From what I understand it is considered to be good practice to generate a private-public keypair, generate a subkey for encrypting, export all three keys and store/backup them (e.g. using 'paperkey') and then only re-import the public key and the subkey (see https://paul.fawkesley.com/gpg-for-humans-protecting-your-primary-key/ as well as https://riseup.net/en/security/message-security/openpgp/best-practices#only-use-your-primary-key-for-certification-and-possibly-signing-have-a-separate-subkey-for-encryption). In addition keys should have an expiration date (see https://riseup.net/en/security/message-security/openpgp/best-practices#use-an-expiration-date-less-than-two-years).
To update the expiration date, I currently perform the following steps manually:
gpg --import /PATH/TO/FULL-PRIVATE-KEY.asc gpg --edit-key BADC0FFE0DDF00D > expire # the main key > 1y # expire in 1 year > key 1 # select the first subkey > key 2 # select the second subkey in addition > expire # for both of the subkeys > y # perform action on both keys > 1y # expire in 1 year > save
Now I want to delete the imported private main key again. Currently I know of two methods to do that: either

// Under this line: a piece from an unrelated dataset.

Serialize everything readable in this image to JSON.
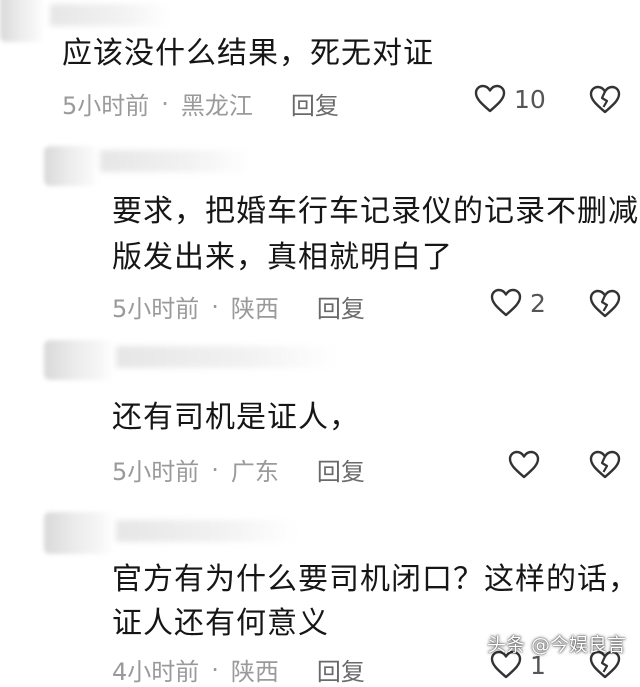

gpg -K BADC0FFE0DDF00D # here I should see the key gpg --delete-secret-and-public-keys BADC0FFE0DDF00D gpg -K BADC0FFE0DDF00D # now nothing should be visible gpg --import /PATH/TO/PRIVATE-SUB-KEY.asc /PATH/TO/PUBLIC-KEY.pub
gpg -K --with-keygrip BADC0FFE0DDF00D # copy the keygrip and use it below rm -i ~/.gnupg/private-keys-v1.d/8BADF00DBEEFCACEDEFEC8EDDEADFA11.key
I dislike both methods: the first one has many steps and requires me to export and then import the (public and sub-)key files, the second one feels kind-of easy-to-get-wrong (you don't get asked for confirmation (ignoring the 'rm -i'), e.g. if that is the correct secret key you are deleting).
Isn't there anything more elegant I could do, like
gpg --delete-only-the-private-signing-key-if-you-have-already-created-other-subkeys BADC0FFE0DDF00D
or something similar? I'd appreciate any ideas!
I'm using Debian Stable (actually PureOS amber, which is based on Debian Stable) and gpg (GnuPG) 2.2.12